Haemophilus parainfluenzae is an opportunistic bacteria, which means that it can live in the host without causing problems. But in certain circumstances, when, for example, the immune system is weak, it can cause serious diseases that can even be life-threatening.
Antibiotic resistance is a natural phenomenon in which bacteria adapt and evolve to become resistant to antibiotic treatment. However, the misuse of these drugs in people and animals accelerates the process, making it one of the biggest public health problems worldwide.
In the case of H. parainfluenzae, the acquisition of resistance can occur through punctual mutations in the genome or by the addition of new genes that confer resistance. This second mechanism takes place thanks to the existence of small DNA fragments, called transposons, with the ability to move self-sufficiently, a common mechanism in many bacterial species.
The research group in Epidemiology of Bacterial Infections of the Bellvitge Biomedical Research Institute (IDIBELL) and the Bellvitge University Hospital (HUB), led by Dr. Sara Martí together with Dr. Carmen Ardanuy, have carried out a genomic study to characterize in detail the mechanisms of acquisition of resistance of H. parainfluenzae isolated from the urogenital and respiratory tracts. This study has been part of two doctoral theses that were defended at the Bellvitge campus last July by two members of the microbiology service, Yanik Sierra and Aida González.
The results, published in the Journal of Antimicrobial Chemotherapy, have identified large mobile DNA fragments that contain up to three transposons that confer resistance to different antibiotics. This, according to Dr. Martí, indicates that “the transferable elements could be playing a very important role in the transmission of resistance”, and adds, “these elements could contribute to the spread of this resistance from some bacteria to others“.
Recent studies of the same group had reported that strains of H. parainfluenzae isolated from the urogenital tract, and resistant to various antibiotics, had developed polysaccharide capsules, a characteristic not described so far in this bacterial species. “These envelopes composed of sugars are considered a virulence factor since they protect bacteria from attack by the immune system and other aggressions,” says Dr. Ardanuy.

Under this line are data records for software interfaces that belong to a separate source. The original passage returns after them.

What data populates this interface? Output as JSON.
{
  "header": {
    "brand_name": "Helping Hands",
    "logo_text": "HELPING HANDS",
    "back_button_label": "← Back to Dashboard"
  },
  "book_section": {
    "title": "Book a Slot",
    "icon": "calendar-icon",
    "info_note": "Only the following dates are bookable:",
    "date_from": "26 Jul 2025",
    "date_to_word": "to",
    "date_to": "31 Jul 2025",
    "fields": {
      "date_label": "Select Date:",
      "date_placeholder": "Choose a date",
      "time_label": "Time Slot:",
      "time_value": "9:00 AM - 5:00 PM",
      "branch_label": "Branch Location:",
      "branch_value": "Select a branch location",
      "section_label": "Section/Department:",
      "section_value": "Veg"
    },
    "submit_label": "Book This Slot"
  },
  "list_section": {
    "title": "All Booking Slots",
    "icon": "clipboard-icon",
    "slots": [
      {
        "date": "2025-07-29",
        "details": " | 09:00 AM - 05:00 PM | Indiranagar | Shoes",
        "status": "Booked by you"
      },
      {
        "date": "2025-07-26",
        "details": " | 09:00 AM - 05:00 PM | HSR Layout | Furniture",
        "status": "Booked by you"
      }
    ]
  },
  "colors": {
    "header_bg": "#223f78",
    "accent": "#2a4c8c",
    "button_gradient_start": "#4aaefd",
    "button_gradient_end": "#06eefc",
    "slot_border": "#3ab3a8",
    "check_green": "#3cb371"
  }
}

The genomic analyzes carried out in the current study have only found the coding genes for the capsule in those strains isolated from the urogenital tract, which according to Drs. Martí and Ardanuy, could indicate the ability of H. parainfluenzae to adapt to different environments.
The Bellvitge Biomedical Research Institute (IDIBELL) is a biomedical research center created in 2004. It is participated by the Bellvitge University Hospital and the Viladecans Hospital of the Catalan Institute of Health, the Catalan Institute of Oncology, the University of Barcelona and the City Council of L’Hospitalet de Llobregat.
IDIBELL is a member of the Campus of International Excellence of the University of Barcelona HUBc and is part of the CERCA institution of the Generalitat de Catalunya. In 2009 it became one of the first five Spanish research centers accredited as a health research institute by the Carlos III Health Institute. In addition, it is part of the “HR Excellence in Research” program of the European Union and is a member of EATRIS and REGIC. Since 2018, IDIBELL has been an Accredited Center of the AECC Scientific Foundation (FCAECC).